**** Study material

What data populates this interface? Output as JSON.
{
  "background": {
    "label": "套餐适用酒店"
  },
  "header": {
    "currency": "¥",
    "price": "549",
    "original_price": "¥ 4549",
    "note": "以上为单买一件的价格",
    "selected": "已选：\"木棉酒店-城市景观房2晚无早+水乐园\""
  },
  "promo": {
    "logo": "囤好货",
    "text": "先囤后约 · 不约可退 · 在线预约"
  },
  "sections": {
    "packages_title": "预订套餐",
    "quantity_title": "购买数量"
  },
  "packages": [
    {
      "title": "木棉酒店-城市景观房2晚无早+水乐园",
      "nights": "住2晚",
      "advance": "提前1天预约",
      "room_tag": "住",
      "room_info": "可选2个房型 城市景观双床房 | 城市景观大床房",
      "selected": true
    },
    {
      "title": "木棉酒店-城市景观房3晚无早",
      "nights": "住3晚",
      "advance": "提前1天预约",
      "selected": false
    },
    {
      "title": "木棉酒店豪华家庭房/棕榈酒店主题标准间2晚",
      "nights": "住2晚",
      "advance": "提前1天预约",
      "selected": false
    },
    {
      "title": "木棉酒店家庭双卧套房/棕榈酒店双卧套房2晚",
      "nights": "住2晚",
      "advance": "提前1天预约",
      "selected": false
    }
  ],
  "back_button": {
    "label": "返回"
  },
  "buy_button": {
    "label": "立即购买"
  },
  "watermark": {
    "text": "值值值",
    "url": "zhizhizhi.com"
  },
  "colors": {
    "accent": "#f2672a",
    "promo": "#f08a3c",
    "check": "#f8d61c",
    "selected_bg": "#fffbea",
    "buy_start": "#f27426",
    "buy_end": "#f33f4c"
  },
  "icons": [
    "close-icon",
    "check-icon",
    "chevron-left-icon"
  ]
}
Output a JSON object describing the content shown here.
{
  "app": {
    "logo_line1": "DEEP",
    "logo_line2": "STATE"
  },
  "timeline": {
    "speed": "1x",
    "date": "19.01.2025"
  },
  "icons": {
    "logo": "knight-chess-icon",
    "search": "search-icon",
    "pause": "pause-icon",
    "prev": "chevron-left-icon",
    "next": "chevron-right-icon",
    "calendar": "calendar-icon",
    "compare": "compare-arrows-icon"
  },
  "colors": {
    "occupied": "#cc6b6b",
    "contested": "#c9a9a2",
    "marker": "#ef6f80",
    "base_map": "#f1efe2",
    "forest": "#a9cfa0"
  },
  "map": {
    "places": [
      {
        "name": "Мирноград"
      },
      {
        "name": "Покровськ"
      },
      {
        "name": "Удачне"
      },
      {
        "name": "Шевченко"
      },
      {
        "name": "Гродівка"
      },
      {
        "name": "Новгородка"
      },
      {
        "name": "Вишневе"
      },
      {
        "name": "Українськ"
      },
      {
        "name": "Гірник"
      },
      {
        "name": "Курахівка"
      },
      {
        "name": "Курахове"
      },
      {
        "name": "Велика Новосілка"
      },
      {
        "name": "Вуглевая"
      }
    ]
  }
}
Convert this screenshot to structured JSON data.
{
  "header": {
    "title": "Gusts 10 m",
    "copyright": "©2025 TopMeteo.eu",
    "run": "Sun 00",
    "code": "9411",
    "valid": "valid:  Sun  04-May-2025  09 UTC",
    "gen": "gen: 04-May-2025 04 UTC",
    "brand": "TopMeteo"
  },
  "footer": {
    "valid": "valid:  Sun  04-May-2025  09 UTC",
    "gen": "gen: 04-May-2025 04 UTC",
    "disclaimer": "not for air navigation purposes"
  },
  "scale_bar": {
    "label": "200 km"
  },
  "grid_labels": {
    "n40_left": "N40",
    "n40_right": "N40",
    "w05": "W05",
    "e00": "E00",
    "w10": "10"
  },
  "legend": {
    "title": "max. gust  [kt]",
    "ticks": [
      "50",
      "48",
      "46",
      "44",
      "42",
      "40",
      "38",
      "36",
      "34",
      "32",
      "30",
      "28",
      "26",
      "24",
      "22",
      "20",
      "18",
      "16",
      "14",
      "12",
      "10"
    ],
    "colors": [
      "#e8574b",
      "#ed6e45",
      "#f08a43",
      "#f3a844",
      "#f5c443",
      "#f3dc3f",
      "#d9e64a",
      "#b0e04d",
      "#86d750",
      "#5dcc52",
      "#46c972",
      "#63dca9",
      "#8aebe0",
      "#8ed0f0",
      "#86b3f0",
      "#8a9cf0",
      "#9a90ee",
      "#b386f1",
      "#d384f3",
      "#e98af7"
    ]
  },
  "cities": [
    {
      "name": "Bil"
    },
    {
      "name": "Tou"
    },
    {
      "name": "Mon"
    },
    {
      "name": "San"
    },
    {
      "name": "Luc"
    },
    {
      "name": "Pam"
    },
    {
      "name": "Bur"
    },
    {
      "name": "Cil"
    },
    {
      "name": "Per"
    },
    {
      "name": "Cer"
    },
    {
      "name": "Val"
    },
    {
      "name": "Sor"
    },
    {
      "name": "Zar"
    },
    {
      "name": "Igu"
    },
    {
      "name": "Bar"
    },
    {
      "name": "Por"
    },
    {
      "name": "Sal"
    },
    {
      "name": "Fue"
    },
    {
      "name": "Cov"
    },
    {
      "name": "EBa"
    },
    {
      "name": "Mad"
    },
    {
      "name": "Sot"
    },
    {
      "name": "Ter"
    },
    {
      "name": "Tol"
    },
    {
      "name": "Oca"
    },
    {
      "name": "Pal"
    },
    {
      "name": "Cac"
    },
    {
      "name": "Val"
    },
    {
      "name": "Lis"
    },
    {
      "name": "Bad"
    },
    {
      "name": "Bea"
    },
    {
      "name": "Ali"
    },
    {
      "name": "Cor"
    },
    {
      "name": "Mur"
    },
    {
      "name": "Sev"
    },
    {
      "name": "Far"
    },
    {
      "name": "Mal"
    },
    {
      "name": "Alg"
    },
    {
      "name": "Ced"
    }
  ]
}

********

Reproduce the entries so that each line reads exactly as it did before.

__Exercise result__
What data populates this interface? Output as JSON.
{
  "background": {
    "label": "套餐适用酒店"
  },
  "header": {
    "currency": "¥",
    "price": "549",
    "original_price": "¥ 4549",
    "note": "以上为单买一件的价格",
    "selected": "已选：\"木棉酒店-城市景观房2晚无早+水乐园\""
  },
  "promo": {
    "logo": "囤好货",
    "text": "先囤后约 · 不约可退 · 在线预约"
  },
  "sections": {
    "packages_title": "预订套餐",
    "quantity_title": "购买数量"
  },
  "packages": [
    {
      "title": "木棉酒店-城市景观房2晚无早+水乐园",
      "nights": "住2晚",
      "advance": "提前1天预约",
      "room_tag": "住",
      "room_info": "可选2个房型 城市景观双床房 | 城市景观大床房",
      "selected": true
    },
    {
      "title": "木棉酒店-城市景观房3晚无早",
      "nights": "住3晚",
      "advance": "提前1天预约",
      "selected": false
    },
    {
      "title": "木棉酒店豪华家庭房/棕榈酒店主题标准间2晚",
      "nights": "住2晚",
      "advance": "提前1天预约",
      "selected": false
    },
    {
      "title": "木棉酒店家庭双卧套房/棕榈酒店双卧套房2晚",
      "nights": "住2晚",
      "advance": "提前1天预约",
      "selected": false
    }
  ],
  "back_button": {
    "label": "返回"
  },
  "buy_button": {
    "label": "立即购买"
  },
  "watermark": {
    "text": "值值值",
    "url": "zhizhizhi.com"
  },
  "colors": {
    "accent": "#f2672a",
    "promo": "#f08a3c",
    "check": "#f8d61c",
    "selected_bg": "#fffbea",
    "buy_start": "#f27426",
    "buy_end": "#f33f4c"
  },
  "icons": [
    "close-icon",
    "check-icon",
    "chevron-left-icon"
  ]
}
Output a JSON object describing the content shown here.
{
  "app": {
    "logo_line1": "DEEP",
    "logo_line2": "STATE"
  },
  "timeline": {
    "speed": "1x",
    "date": "19.01.2025"
  },
  "icons": {
    "logo": "knight-chess-icon",
    "search": "search-icon",
    "pause": "pause-icon",
    "prev": "chevron-left-icon",
    "next": "chevron-right-icon",
    "calendar": "calendar-icon",
    "compare": "compare-arrows-icon"
  },
  "colors": {
    "occupied": "#cc6b6b",
    "contested": "#c9a9a2",
    "marker": "#ef6f80",
    "base_map": "#f1efe2",
    "forest": "#a9cfa0"
  },
  "map": {
    "places": [
      {
        "name": "Мирноград"
      },
      {
        "name": "Покровськ"
      },
      {
        "name": "Удачне"
      },
      {
        "name": "Шевченко"
      },
      {
        "name": "Гродівка"
      },
      {
        "name": "Новгородка"
      },
      {
        "name": "Вишневе"
      },
      {
        "name": "Українськ"
      },
      {
        "name": "Гірник"
      },
      {
        "name": "Курахівка"
      },
      {
        "name": "Курахове"
      },
      {
        "name": "Велика Новосілка"
      },
      {
        "name": "Вуглевая"
      }
    ]
  }
}
Convert this screenshot to structured JSON data.
{
  "header": {
    "title": "Gusts 10 m",
    "copyright": "©2025 TopMeteo.eu",
    "run": "Sun 00",
    "code": "9411",
    "valid": "valid:  Sun  04-May-2025  09 UTC",
    "gen": "gen: 04-May-2025 04 UTC",
    "brand": "TopMeteo"
  },
  "footer": {
    "valid": "valid:  Sun  04-May-2025  09 UTC",
    "gen": "gen: 04-May-2025 04 UTC",
    "disclaimer": "not for air navigation purposes"
  },
  "scale_bar": {
    "label": "200 km"
  },
  "grid_labels": {
    "n40_left": "N40",
    "n40_right": "N40",
    "w05": "W05",
    "e00": "E00",
    "w10": "10"
  },
  "legend": {
    "title": "max. gust  [kt]",
    "ticks": [
      "50",
      "48",
      "46",
      "44",
      "42",
      "40",
      "38",
      "36",
      "34",
      "32",
      "30",
      "28",
      "26",
      "24",
      "22",
      "20",
      "18",
      "16",
      "14",
      "12",
      "10"
    ],
    "colors": [
      "#e8574b",
      "#ed6e45",
      "#f08a43",
      "#f3a844",
      "#f5c443",
      "#f3dc3f",
      "#d9e64a",
      "#b0e04d",
      "#86d750",
      "#5dcc52",
      "#46c972",
      "#63dca9",
      "#8aebe0",
      "#8ed0f0",
      "#86b3f0",
      "#8a9cf0",
      "#9a90ee",
      "#b386f1",
      "#d384f3",
      "#e98af7"
    ]
  },
  "cities": [
    {
      "name": "Bil"
    },
    {
      "name": "Tou"
    },
    {
      "name": "Mon"
    },
    {
      "name": "San"
    },
    {
      "name": "Luc"
    },
    {
      "name": "Pam"
    },
    {
      "name": "Bur"
    },
    {
      "name": "Cil"
    },
    {
      "name": "Per"
    },
    {
      "name": "Cer"
    },
    {
      "name": "Val"
    },
    {
      "name": "Sor"
    },
    {
      "name": "Zar"
    },
    {
      "name": "Igu"
    },
    {
      "name": "Bar"
    },
    {
      "name": "Por"
    },
    {
      "name": "Sal"
    },
    {
      "name": "Fue"
    },
    {
      "name": "Cov"
    },
    {
      "name": "EBa"
    },
    {
      "name": "Mad"
    },
    {
      "name": "Sot"
    },
    {
      "name": "Ter"
    },
    {
      "name": "Tol"
    },
    {
      "name": "Oca"
    },
    {
      "name": "Pal"
    },
    {
      "name": "Cac"
    },
    {
      "name": "Val"
    },
    {
      "name": "Lis"
    },
    {
      "name": "Bad"
    },
    {
      "name": "Bea"
    },
    {
      "name": "Ali"
    },
    {
      "name": "Cor"
    },
    {
      "name": "Mur"
    },
    {
      "name": "Sev"
    },
    {
      "name": "Far"
    },
    {
      "name": "Mal"
    },
    {
      "name": "Alg"
    },
    {
      "name": "Ced"
    }
  ]
}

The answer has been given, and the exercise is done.